== INPUT DATA ==
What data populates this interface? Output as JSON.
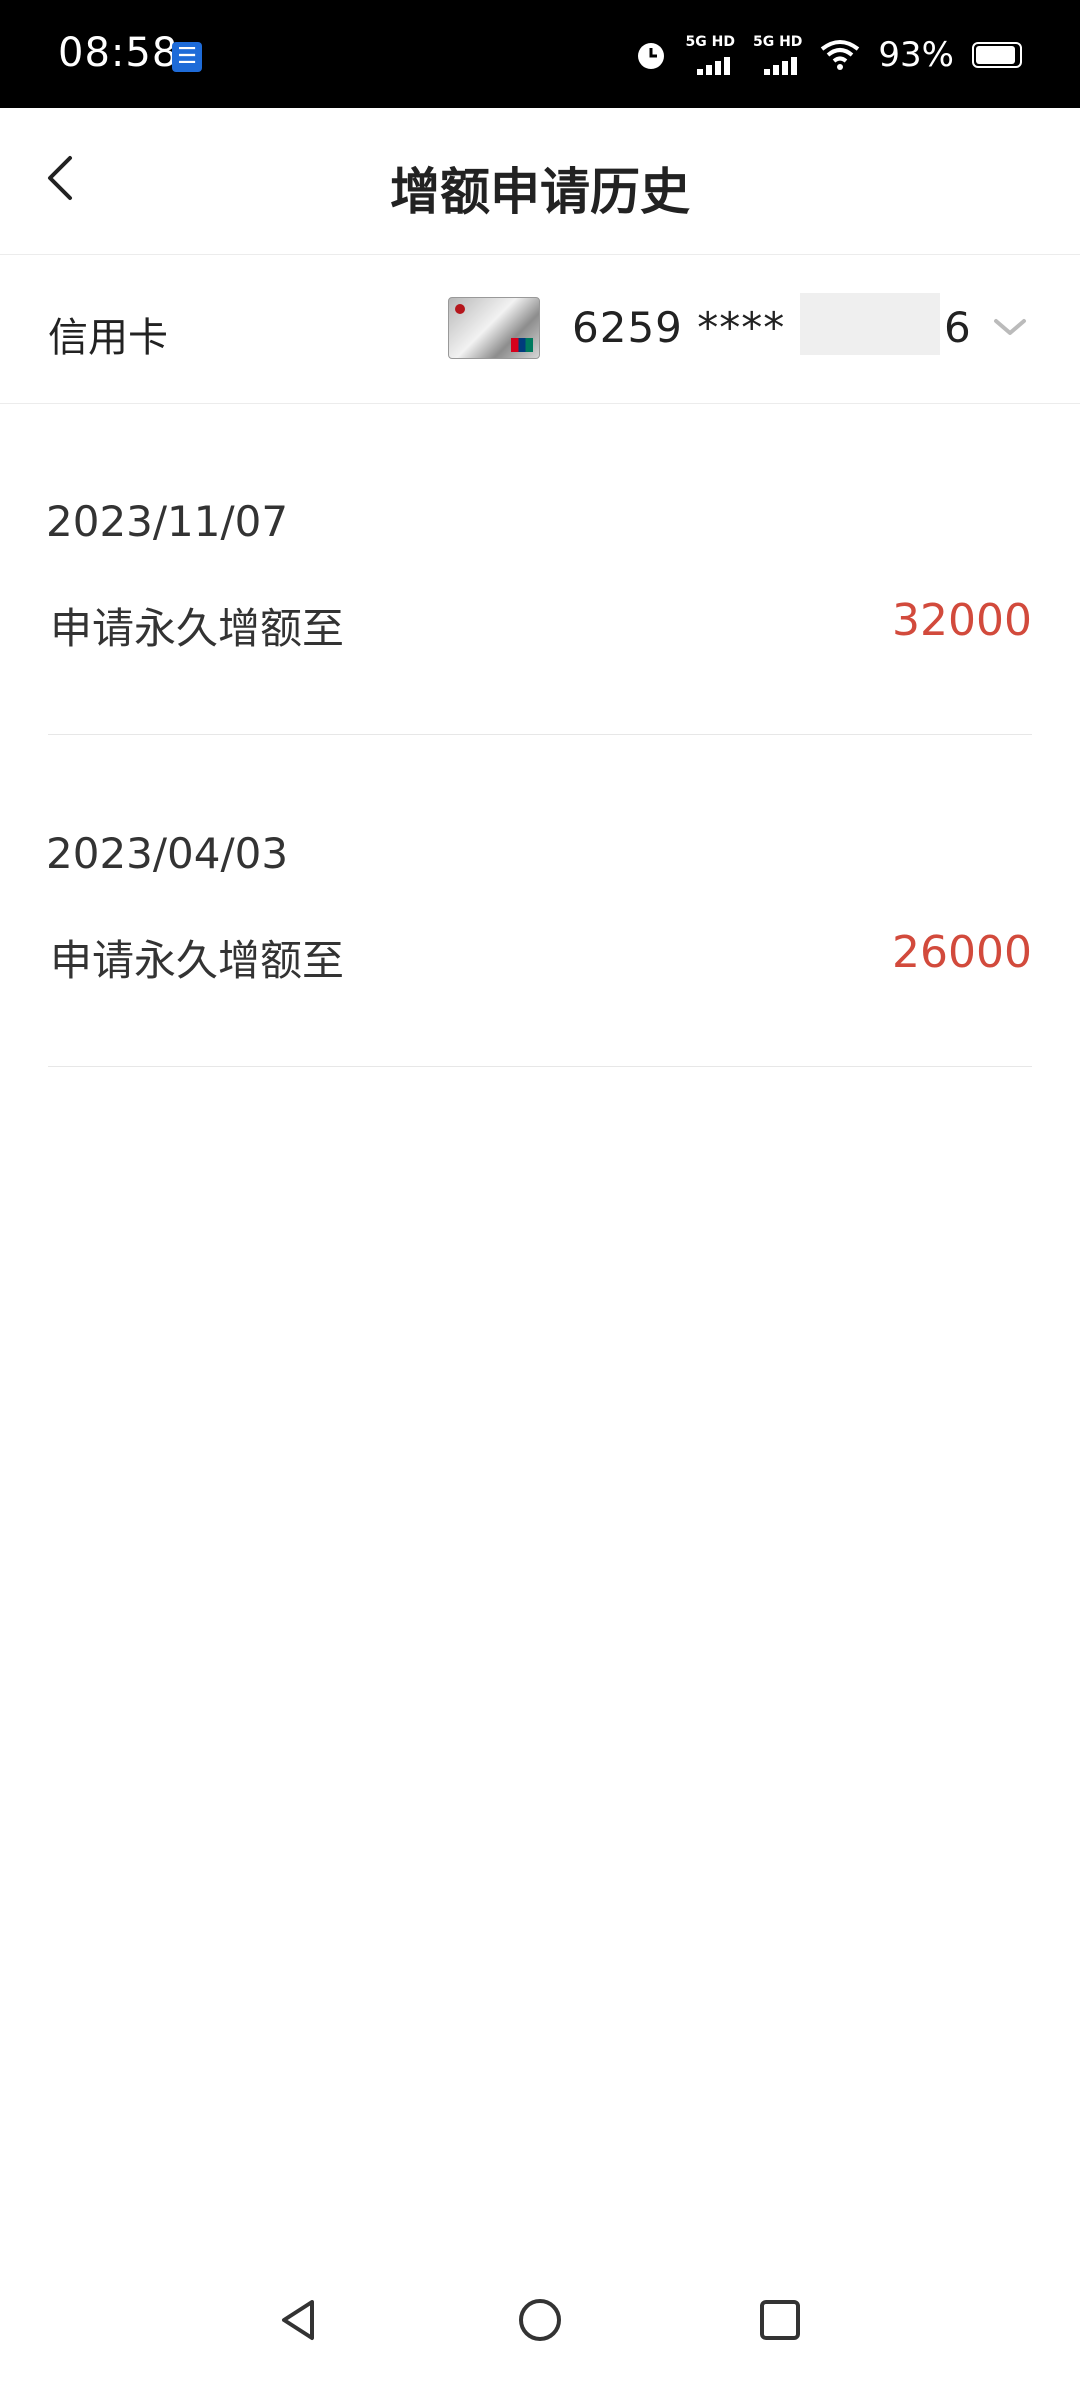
{
  "status_bar": {
    "time": "08:58",
    "net1": "5G HD",
    "net2": "5G HD",
    "battery_percent": "93%",
    "battery_level": 0.93,
    "icons": [
      "alarm-icon",
      "signal-icon",
      "signal-icon",
      "wifi-icon",
      "battery-icon"
    ]
  },
  "header": {
    "title": "增额申请历史"
  },
  "card_selector": {
    "label": "信用卡",
    "card_number": "6259 **** **",
    "card_number_tail": "6"
  },
  "records": [
    {
      "date": "2023/11/07",
      "description": "申请永久增额至",
      "amount": "32000"
    },
    {
      "date": "2023/04/03",
      "description": "申请永久增额至",
      "amount": "26000"
    }
  ],
  "colors": {
    "amount": "#d24a3c",
    "status_bar_bg": "#000000"
  }
}
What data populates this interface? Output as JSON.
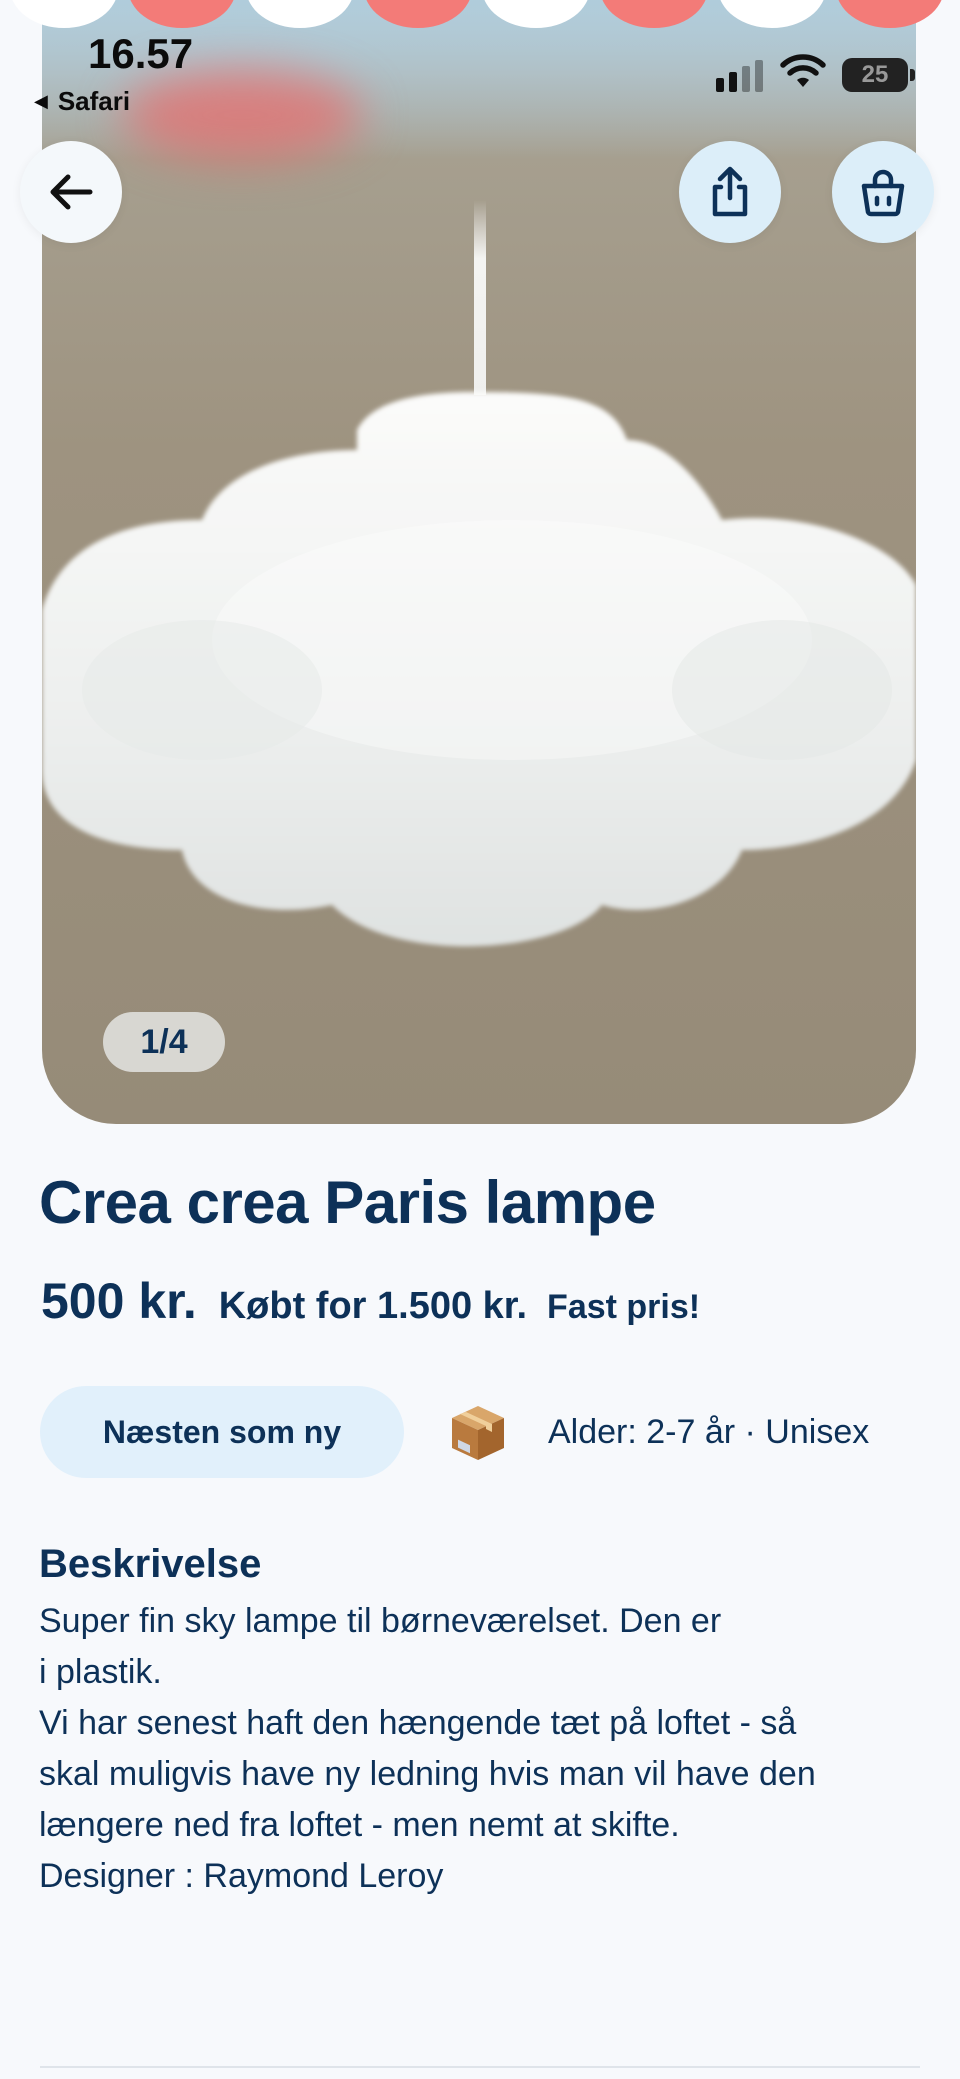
{
  "status_bar": {
    "time": "16.57",
    "back_app": "Safari",
    "battery_level": "25"
  },
  "product": {
    "image_counter": "1/4",
    "title": "Crea crea Paris lampe",
    "price": "500 kr.",
    "bought_for": "Købt for 1.500 kr.",
    "price_note": "Fast pris!",
    "condition": "Næsten som ny",
    "age_gender": "Alder: 2-7 år · Unisex"
  },
  "description": {
    "heading": "Beskrivelse",
    "lines": [
      "Super fin sky lampe til børneværelset. Den er",
      "i plastik.",
      "Vi har senest haft den hængende tæt på loftet - så",
      "skal muligvis have ny ledning hvis man vil have den",
      "længere ned fra loftet - men nemt at skifte.",
      "Designer : Raymond Leroy"
    ]
  },
  "icons": {
    "back": "arrow-left-icon",
    "share": "share-icon",
    "cart": "shopping-bag-icon",
    "shipping": "package-box-icon"
  },
  "colors": {
    "primary_text": "#0d3158",
    "chip_background": "#e1f0fb",
    "icon_button_background": "#dceef9",
    "page_background": "#f7f9fc",
    "accent_coral": "#f37b78"
  }
}
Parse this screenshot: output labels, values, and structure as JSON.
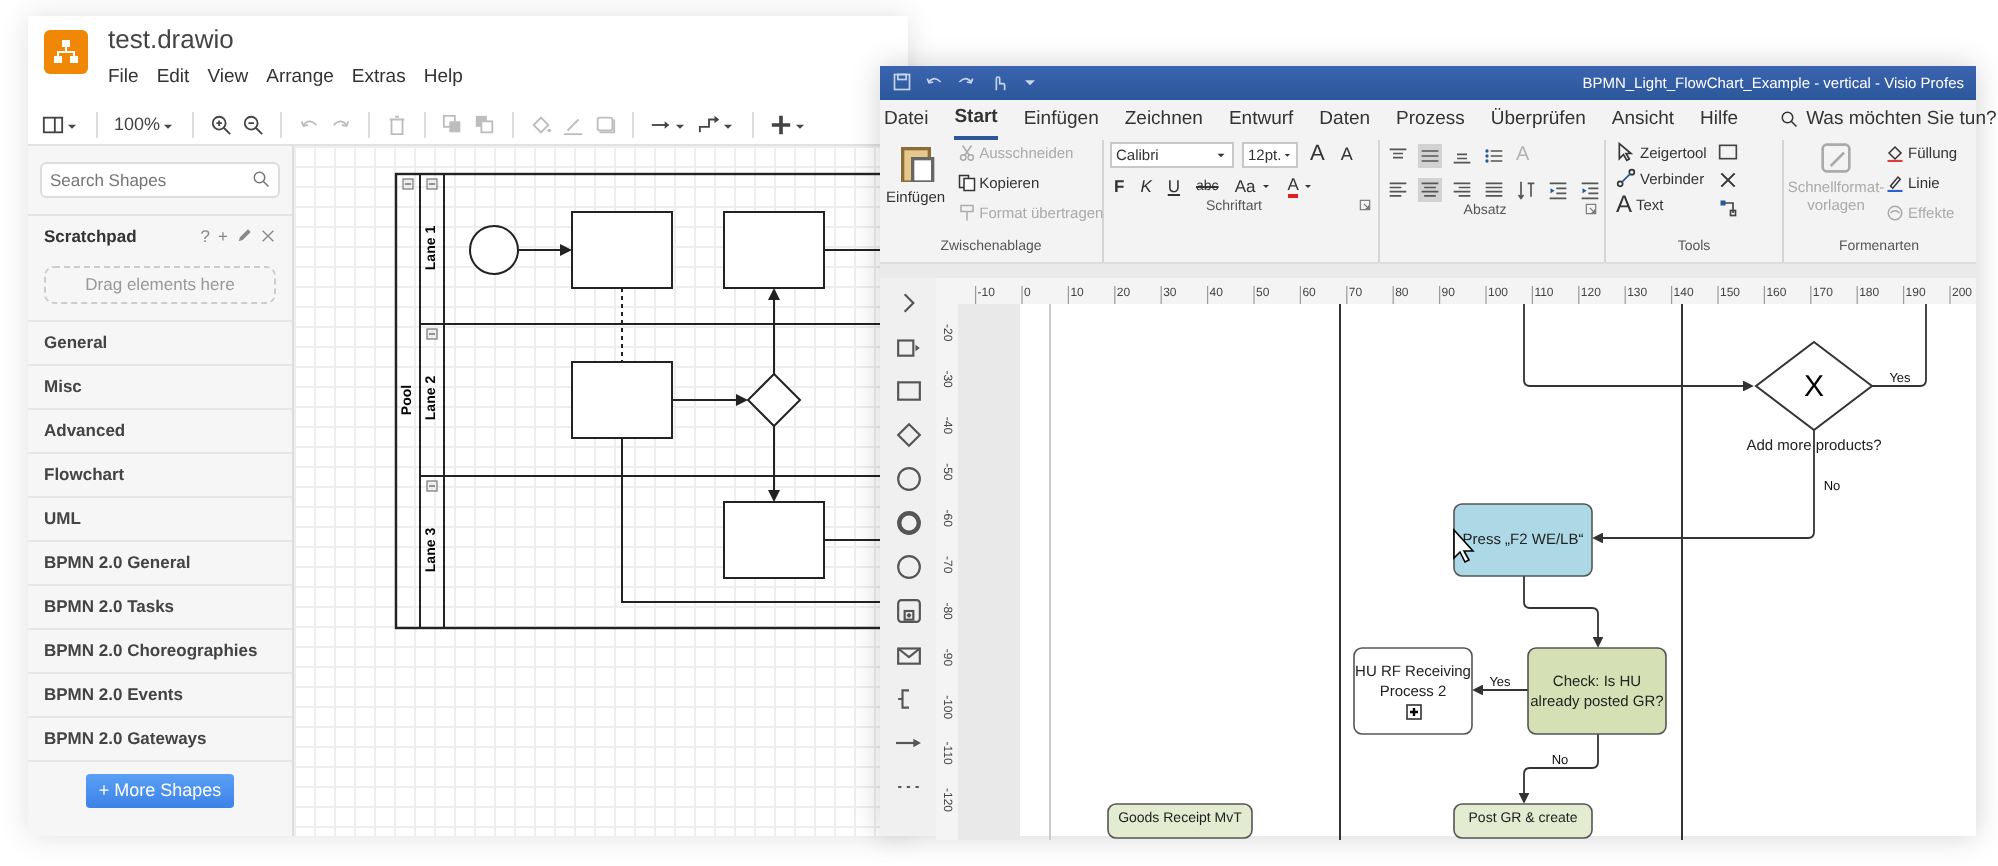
{
  "drawio": {
    "title": "test.drawio",
    "menu": [
      "File",
      "Edit",
      "View",
      "Arrange",
      "Extras",
      "Help"
    ],
    "toolbar": [
      [
        {
          "kind": "format-panel",
          "dropdown": true,
          "disabled": false
        }
      ],
      [
        {
          "kind": "zoom",
          "label": "100%",
          "dropdown": true,
          "disabled": false
        }
      ],
      [
        {
          "kind": "zoom-in",
          "dropdown": false,
          "disabled": false
        },
        {
          "kind": "zoom-out",
          "dropdown": false,
          "disabled": false
        }
      ],
      [
        {
          "kind": "undo",
          "dropdown": false,
          "disabled": true
        },
        {
          "kind": "redo",
          "dropdown": false,
          "disabled": true
        }
      ],
      [
        {
          "kind": "delete",
          "dropdown": false,
          "disabled": true
        }
      ],
      [
        {
          "kind": "to-front",
          "dropdown": false,
          "disabled": true
        },
        {
          "kind": "to-back",
          "dropdown": false,
          "disabled": true
        }
      ],
      [
        {
          "kind": "fill",
          "dropdown": false,
          "disabled": true
        },
        {
          "kind": "line",
          "dropdown": false,
          "disabled": true
        },
        {
          "kind": "shadow",
          "dropdown": false,
          "disabled": true
        }
      ],
      [
        {
          "kind": "connection",
          "dropdown": true,
          "disabled": false
        },
        {
          "kind": "waypoints",
          "dropdown": true,
          "disabled": false
        }
      ],
      [
        {
          "kind": "insert",
          "dropdown": true,
          "disabled": false
        }
      ]
    ],
    "search": {
      "placeholder": "Search Shapes"
    },
    "scratchpad": {
      "title": "Scratchpad",
      "help": "?",
      "add": "+"
    },
    "drop_hint": "Drag elements here",
    "libraries": [
      "General",
      "Misc",
      "Advanced",
      "Flowchart",
      "UML",
      "BPMN 2.0 General",
      "BPMN 2.0 Tasks",
      "BPMN 2.0 Choreographies",
      "BPMN 2.0 Events",
      "BPMN 2.0 Gateways"
    ],
    "more_button": "+ More Shapes",
    "pool": {
      "label": "Pool",
      "lanes": [
        "Lane 1",
        "Lane 2",
        "Lane 3"
      ]
    }
  },
  "visio": {
    "title": "BPMN_Light_FlowChart_Example - vertical  -  Visio Profes",
    "tabs": [
      {
        "label": "Datei",
        "selected": false
      },
      {
        "label": "Start",
        "selected": true
      },
      {
        "label": "Einfügen",
        "selected": false
      },
      {
        "label": "Zeichnen",
        "selected": false
      },
      {
        "label": "Entwurf",
        "selected": false
      },
      {
        "label": "Daten",
        "selected": false
      },
      {
        "label": "Prozess",
        "selected": false
      },
      {
        "label": "Überprüfen",
        "selected": false
      },
      {
        "label": "Ansicht",
        "selected": false
      },
      {
        "label": "Hilfe",
        "selected": false
      }
    ],
    "tell_me": "Was möchten Sie tun?",
    "clipboard": {
      "group": "Zwischenablage",
      "paste": "Einfügen",
      "items": [
        {
          "kind": "cut",
          "label": "Ausschneiden",
          "disabled": true
        },
        {
          "kind": "copy",
          "label": "Kopieren",
          "disabled": false
        },
        {
          "kind": "format-painter",
          "label": "Format übertragen",
          "disabled": true
        }
      ]
    },
    "font": {
      "group": "Schriftart",
      "name": "Calibri",
      "size": "12pt.",
      "size_buttons": [
        {
          "kind": "grow",
          "label": "A"
        },
        {
          "kind": "shrink",
          "label": "A"
        }
      ],
      "buttons": [
        {
          "kind": "bold",
          "label": "F"
        },
        {
          "kind": "italic",
          "label": "K"
        },
        {
          "kind": "underline",
          "label": "U"
        },
        {
          "kind": "strike",
          "label": "abc"
        },
        {
          "kind": "case",
          "label": "Aa"
        },
        {
          "kind": "color",
          "label": "A"
        }
      ]
    },
    "paragraph": {
      "group": "Absatz",
      "rows": [
        [
          {
            "kind": "align-top",
            "selected": false,
            "disabled": false
          },
          {
            "kind": "align-middle",
            "selected": true,
            "disabled": false
          },
          {
            "kind": "align-bottom",
            "selected": false,
            "disabled": false
          },
          {
            "kind": "bullets",
            "selected": false,
            "disabled": false
          },
          {
            "kind": "text-grow",
            "label": "A",
            "selected": false,
            "disabled": true
          }
        ],
        [
          {
            "kind": "align-left",
            "selected": false,
            "disabled": false
          },
          {
            "kind": "align-center",
            "selected": true,
            "disabled": false
          },
          {
            "kind": "align-right",
            "selected": false,
            "disabled": false
          },
          {
            "kind": "justify",
            "selected": false,
            "disabled": false
          },
          {
            "kind": "text-direction",
            "selected": false,
            "disabled": false
          },
          {
            "kind": "indent-less",
            "selected": false,
            "disabled": false
          },
          {
            "kind": "indent-more",
            "selected": false,
            "disabled": false
          }
        ]
      ]
    },
    "tools": {
      "group": "Tools",
      "items": [
        {
          "kind": "pointer",
          "label": "Zeigertool"
        },
        {
          "kind": "connector",
          "label": "Verbinder"
        },
        {
          "kind": "text",
          "glyph": "A",
          "label": "Text"
        }
      ]
    },
    "shape_styles": {
      "group": "Formenarten",
      "quick_styles": {
        "label": "Schnellformat-vorlagen",
        "disabled": true
      },
      "items": [
        {
          "kind": "fill",
          "label": "Füllung",
          "disabled": false
        },
        {
          "kind": "line",
          "label": "Linie",
          "disabled": false
        },
        {
          "kind": "effects",
          "label": "Effekte",
          "disabled": true
        }
      ]
    },
    "ruler": {
      "horizontal": [
        "-10",
        "0",
        "10",
        "20",
        "30",
        "40",
        "50",
        "60",
        "70",
        "80",
        "90",
        "100",
        "110",
        "120",
        "130",
        "140",
        "150",
        "160",
        "170",
        "180",
        "190",
        "200"
      ],
      "vertical": [
        "-20",
        "-30",
        "-40",
        "-50",
        "-60",
        "-70",
        "-80",
        "-90",
        "-100",
        "-110",
        "-120"
      ]
    },
    "diagram": {
      "gateway": {
        "symbol": "X",
        "label": "Add more products?",
        "yes": "Yes",
        "no": "No"
      },
      "press_task": "Press „F2 WE/LB“",
      "subprocess": "HU RF Receiving Process 2",
      "check_task": "Check: Is HU already posted GR?",
      "check_yes": "Yes",
      "check_no": "No",
      "goods_receipt_task": "Goods Receipt MvT",
      "post_task": "Post GR & create"
    }
  }
}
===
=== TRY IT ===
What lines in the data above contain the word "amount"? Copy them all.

=== RESPONSE FOR THIS EXERCISE ===
      "amount": "32000"
      "amount": "26000"
    "amount": "#d24a3c",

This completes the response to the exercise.